1971 Volkswagen Karmann Ghia 1.6 dual port
Fun to drive and be seen in
I bought my Ghia as a "Fixer" car, so quite a bit was wrong with it. It was running when I bought it, but just barely. Despite a leaky fuel pump, needing a carb rebuild, ripped CVC boot, bad tie rod ends, WAAAAYYY out of spec. valve clearances, etc. etc. I was able to drive the car 1100 miles from where I bought it (Portland, OR to Los Angeles) to bring it back home. As with any old VW, it takes a lot to kill it.
I've been restoring it for the last two years, and have found that you get what you pay for in terms of parts. I bought a cheap Brazilian replacement fuel pump, which promptly fell to pieces four months later. I bought a cheaper wooden header bow for the convertible roof, and found that it doesn't fit quite right.
Rust is a real issue with these cars. Replacement body panels can be easily found online, but I have yet to find out what a body shop will charge for the work.

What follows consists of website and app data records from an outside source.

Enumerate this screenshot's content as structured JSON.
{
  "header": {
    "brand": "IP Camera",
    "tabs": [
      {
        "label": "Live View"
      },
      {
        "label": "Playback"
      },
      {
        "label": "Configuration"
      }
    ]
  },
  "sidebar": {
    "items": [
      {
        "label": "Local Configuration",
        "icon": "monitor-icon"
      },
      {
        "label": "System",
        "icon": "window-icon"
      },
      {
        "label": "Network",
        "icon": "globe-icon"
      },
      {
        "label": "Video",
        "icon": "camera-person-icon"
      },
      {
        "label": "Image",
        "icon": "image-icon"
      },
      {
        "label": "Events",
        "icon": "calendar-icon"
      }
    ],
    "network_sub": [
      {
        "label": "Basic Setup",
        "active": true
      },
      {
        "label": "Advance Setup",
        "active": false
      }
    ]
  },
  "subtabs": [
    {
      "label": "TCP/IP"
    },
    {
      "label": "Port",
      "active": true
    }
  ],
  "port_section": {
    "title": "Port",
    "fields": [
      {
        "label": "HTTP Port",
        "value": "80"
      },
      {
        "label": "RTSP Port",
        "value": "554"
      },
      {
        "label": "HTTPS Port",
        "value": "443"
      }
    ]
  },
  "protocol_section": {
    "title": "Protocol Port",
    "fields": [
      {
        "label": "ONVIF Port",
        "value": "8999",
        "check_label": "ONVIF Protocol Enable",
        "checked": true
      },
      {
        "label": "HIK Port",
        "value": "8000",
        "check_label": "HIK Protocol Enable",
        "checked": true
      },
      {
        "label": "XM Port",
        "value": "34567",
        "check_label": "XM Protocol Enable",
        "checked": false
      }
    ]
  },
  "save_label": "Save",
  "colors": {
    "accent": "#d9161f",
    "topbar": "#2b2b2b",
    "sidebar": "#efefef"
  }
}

I'm somewhat mechanically inclined, but had no real experience working on cars. I've found the Ghia lends itself very well to the home mechanic. Parts are readily available online and at local VW parts shops. Although my skills and tools are limited, I have been able to do a great deal of the work on this car - carpeting, drive axles, wiring, valve adjustments, rebuild rear seat.
I drive a late model Sentra as my daily driver and although the Sentra is more capable in every way, braking, accelerating, cornering, ride quality, noise level, gas mileage, it is the Ghia that gets the looks, the comments, the thumbs up, the conversations. It is also the Ghia that I am proud of, because with limited skills and tools, I have been able to bring mine back from the brink of the junkyard.
No one ever asks me if my Sentra is for sale, but I frequently get people asking if I'll part with my Ghia. NO, NO, NO!!
Would you buy another car from this manufacturer? Yes
Review Date: 8th March, 2014